'Israel should trust Obama to stop Iran nukes'

Full exclusive interview: Dagan says nuclear knowledge can't be eliminated, Iran regime will choose survival over atomic weapon.

Meir Dagan 370 (photo credit: Marc Israel Sellem)
Meir Dagan 370
(photo credit: Marc Israel Sellem)
Israel should trust US President Barack Obama when he says that he will not let Iran build a nuclear weapon, former Mossad head Meir Dagan told The Jerusalem Post this week.
“If the US president says that he is not going to allow Iran to reach nuclear capability, if we are not going to trust him, then who are we going to trust?” Dagan said.
He told the Post that Israel was making a mistake by portraying the issue of Tehran’s nuclear ambitions as one of Israel against Iran, and should leave the question to the international community.
“We are now in a situation where [Iran’s nuclear program] is the main interest of most of the countries in the region and the US and the international community,” he said. “We never, ever had anything against the people of Iran, and I think that a problem that is creating such a great threat to the region and to the stability of the region and the economy of the region should be dealt with as an international issue.”

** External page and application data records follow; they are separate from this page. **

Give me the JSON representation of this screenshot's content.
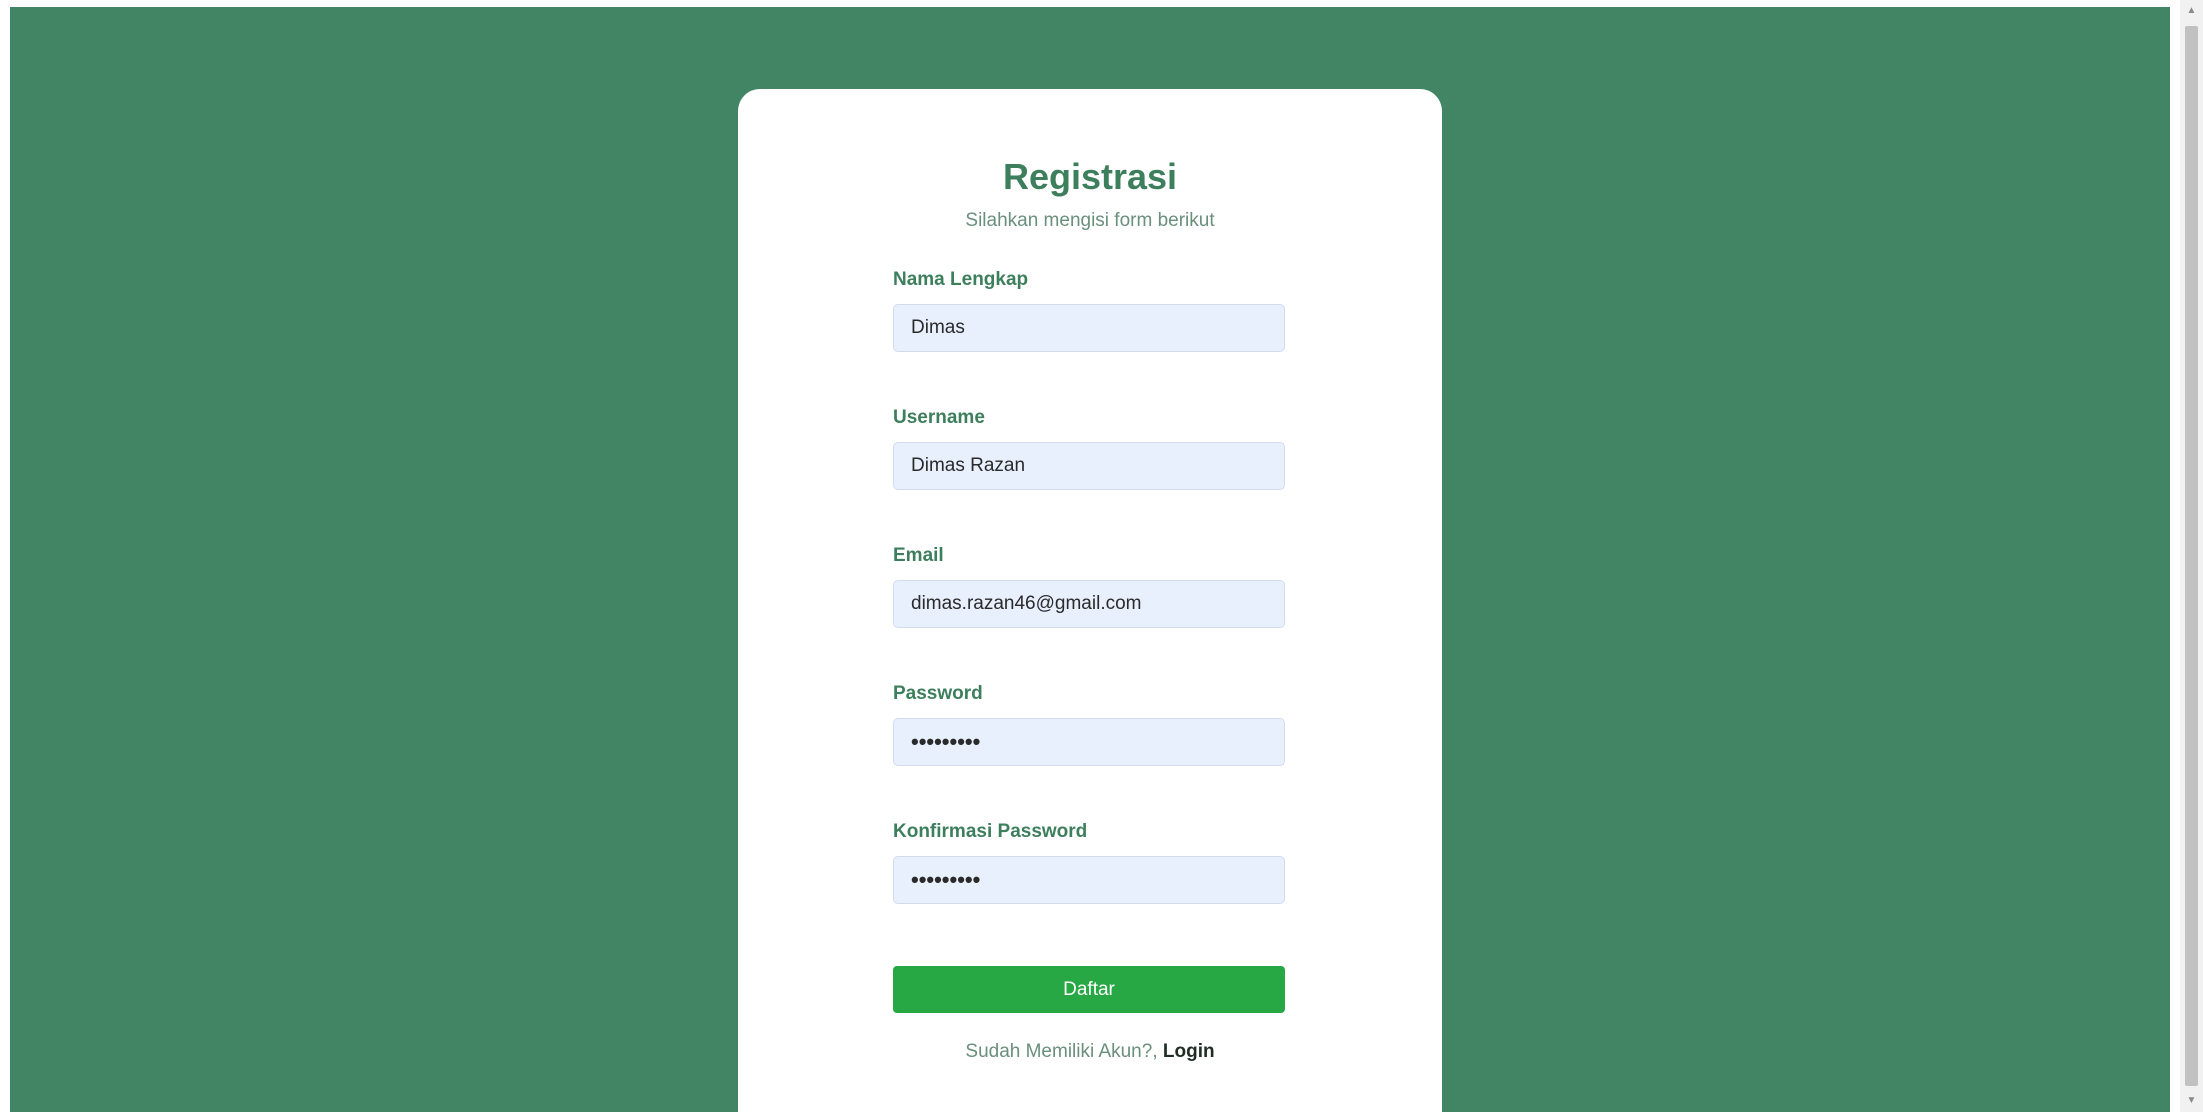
{
  "page": {
    "background_color": "#418564",
    "card_color": "#ffffff",
    "accent_color": "#3d7f5c",
    "button_color": "#28a745"
  },
  "form": {
    "title": "Registrasi",
    "subtitle": "Silahkan mengisi form berikut",
    "fields": [
      {
        "label": "Nama Lengkap",
        "value": "Dimas"
      },
      {
        "label": "Username",
        "value": "Dimas Razan"
      },
      {
        "label": "Email",
        "value": "dimas.razan46@gmail.com"
      },
      {
        "label": "Password",
        "value": "•••••••••"
      },
      {
        "label": "Konfirmasi Password",
        "value": "•••••••••"
      }
    ],
    "submit_label": "Daftar",
    "footer_text": "Sudah Memiliki Akun?, ",
    "footer_link": "Login"
  },
  "scrollbar": {
    "up_icon": "scroll-up-arrow-icon",
    "down_icon": "scroll-down-arrow-icon"
  }
}
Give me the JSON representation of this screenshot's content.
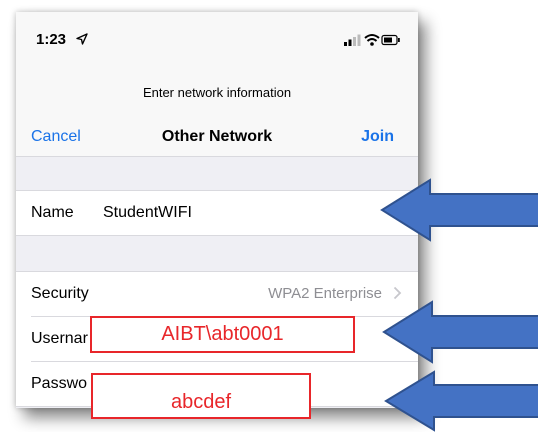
{
  "status_bar": {
    "time": "1:23"
  },
  "nav": {
    "prompt": "Enter network information",
    "cancel_label": "Cancel",
    "title": "Other Network",
    "join_label": "Join"
  },
  "name_row": {
    "label": "Name",
    "value": "StudentWIFI"
  },
  "security_row": {
    "label": "Security",
    "value": "WPA2 Enterprise"
  },
  "username_row": {
    "label": "Usernar"
  },
  "password_row": {
    "label": "Passwo"
  },
  "overlays": {
    "username_value": "AIBT\\abt0001",
    "password_value": "abcdef"
  },
  "colors": {
    "accent": "#1a73e8",
    "annotation_red": "#e8262a",
    "arrow_blue": "#4472c4"
  }
}
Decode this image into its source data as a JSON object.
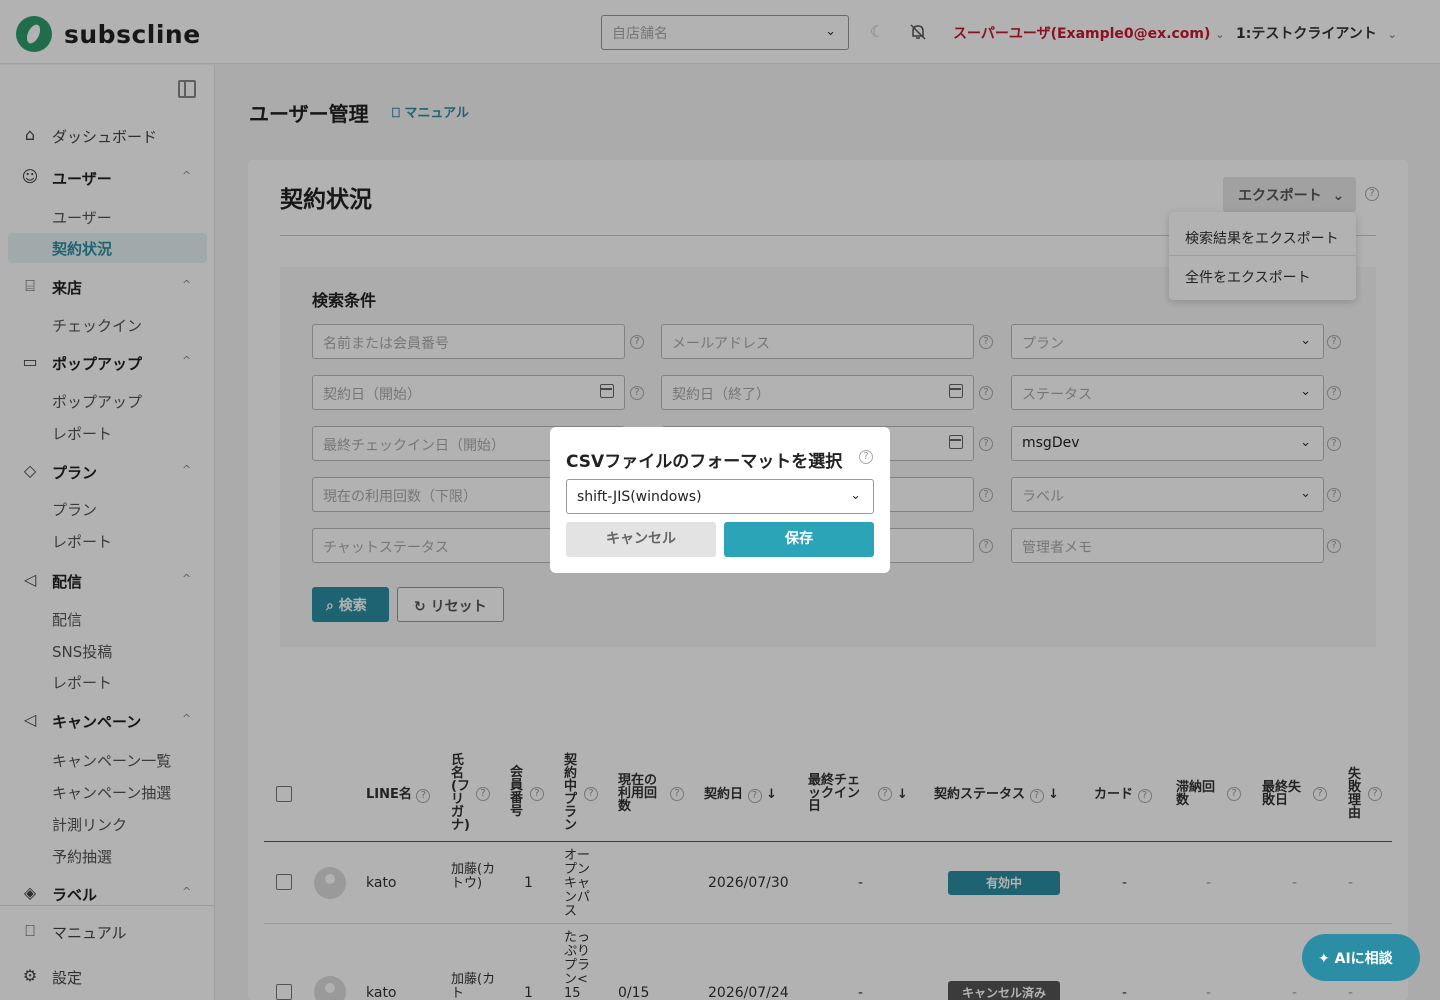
{
  "header": {
    "logo_text": "subscline",
    "store_placeholder": "自店舗名",
    "user_label": "スーパーユーザ(Example0@ex.com)",
    "client_label": "1:テストクライアント"
  },
  "sidebar": {
    "dashboard": "ダッシュボード",
    "users": {
      "label": "ユーザー",
      "items": [
        "ユーザー",
        "契約状況"
      ]
    },
    "visit": {
      "label": "来店",
      "items": [
        "チェックイン"
      ]
    },
    "popup": {
      "label": "ポップアップ",
      "items": [
        "ポップアップ",
        "レポート"
      ]
    },
    "plan": {
      "label": "プラン",
      "items": [
        "プラン",
        "レポート"
      ]
    },
    "delivery": {
      "label": "配信",
      "items": [
        "配信",
        "SNS投稿",
        "レポート"
      ]
    },
    "campaign": {
      "label": "キャンペーン",
      "items": [
        "キャンペーン一覧",
        "キャンペーン抽選",
        "計測リンク",
        "予約抽選"
      ]
    },
    "label": {
      "label": "ラベル"
    },
    "manual": "マニュアル",
    "settings": "設定"
  },
  "page": {
    "title": "ユーザー管理",
    "manual_link": "マニュアル",
    "card_title": "契約状況",
    "export_label": "エクスポート",
    "export_menu": [
      "検索結果をエクスポート",
      "全件をエクスポート"
    ]
  },
  "search": {
    "title": "検索条件",
    "fields": {
      "name": "名前または会員番号",
      "email": "メールアドレス",
      "plan": "プラン",
      "contract_start": "契約日（開始）",
      "contract_end": "契約日（終了）",
      "status": "ステータス",
      "checkin_start": "最終チェックイン日（開始）",
      "store_value": "msgDev",
      "usage_min": "現在の利用回数（下限）",
      "label": "ラベル",
      "chat_status": "チャットステータス",
      "admin_memo": "管理者メモ"
    },
    "search_button": "検索",
    "reset_button": "リセット"
  },
  "table": {
    "headers": {
      "line_name": "LINE名",
      "kana": "氏名(フリガナ)",
      "member_no": "会員番号",
      "plan": "契約中プラン",
      "usage": "現在の利用回数",
      "contract_date": "契約日",
      "last_checkin": "最終チェックイン日",
      "status": "契約ステータス",
      "card": "カード",
      "overdue": "滞納回数",
      "last_fail": "最終失敗日",
      "fail_reason": "失敗理由"
    },
    "rows": [
      {
        "line_name": "kato",
        "kana": "加藤(カトウ)",
        "member_no": "1",
        "plan": "オープンキャンパス",
        "usage": "",
        "contract_date": "2026/07/30",
        "last_checkin": "-",
        "status": "有効中",
        "status_color": "#2b8ea4",
        "card": "-",
        "overdue": "-",
        "last_fail": "-",
        "fail_reason": "-"
      },
      {
        "line_name": "kato",
        "kana": "加藤(カト",
        "member_no": "1",
        "plan": "たっぷりプラン<15",
        "usage": "0/15",
        "contract_date": "2026/07/24",
        "last_checkin": "-",
        "status": "キャンセル済み",
        "status_color": "#555555",
        "card": "-",
        "overdue": "-",
        "last_fail": "-",
        "fail_reason": "-"
      }
    ]
  },
  "modal": {
    "title": "CSVファイルのフォーマットを選択",
    "selected_format": "shift-JIS(windows)",
    "cancel_label": "キャンセル",
    "save_label": "保存"
  },
  "ai_button": "AIに相談",
  "colors": {
    "accent": "#2b8ea4",
    "user_red": "#c8192e"
  }
}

Dagan, who stepped down as head of the Mossad just over a year ago and now heads oil, gas and uranium exploration company Gulliver Energy, said that a strike on Iran would not be able to halt the Islamic Republic’s drive for nuclear weapons, as such a move could only destroy infrastructure, not nuclear know-how.
“Knowledge on the nuclear issue is something that you are not able to prevent, because knowledge is something that remains in the brains of people,” he said. “You are not capable, really, of eliminating knowledge from people.”
Click here for full Jpost coverage of the Iranian threatClick here for full Jpost coverage of the Iranian threat
He repeated his view that an attack would lead Israel into a regional war conducted mostly through Tehran’s proxies, Hamas, Hezbollah, Islamic Jihad and perhaps even Syria.
Given that a regional war is the likely outcome of attacking Iran and that it would only be able to delay the project, not to stop it, the question arises whether an attack is the best solution to the issue, Dagan said.
“I believe that such a solution should be a tool available to the political level, but I’m not sure it should be the first option. It should be the last option,” he said.
He added that he believed the Iranian regime to be a rational regime and said that in his estimate, Tehran would back down from its nuclear weapons ambition if faced with choosing between the program and its own survival.
“If they were to face a situation where they would have to judge the survival of the regime versus the [nuclear] project, I believe they would choose the survival of the regime,” Dagan said.
Dagan rejected claims that his comments would give the Iranians a sense that they could act with impunity.
“If someone like me is speaking against [attacking Iran], then the Iranians have to understand that Israel is probably considering seriously doing so. Then, in a way, it’s helping those efforts, making it a reliable scenario,” he said.
For the full interview with Meir Dagan, see this week’s Magazine.
Meir Dagan will discuss the Iranian nuclear threat at the first annual Jerusalem Post Conference in New York on April 29.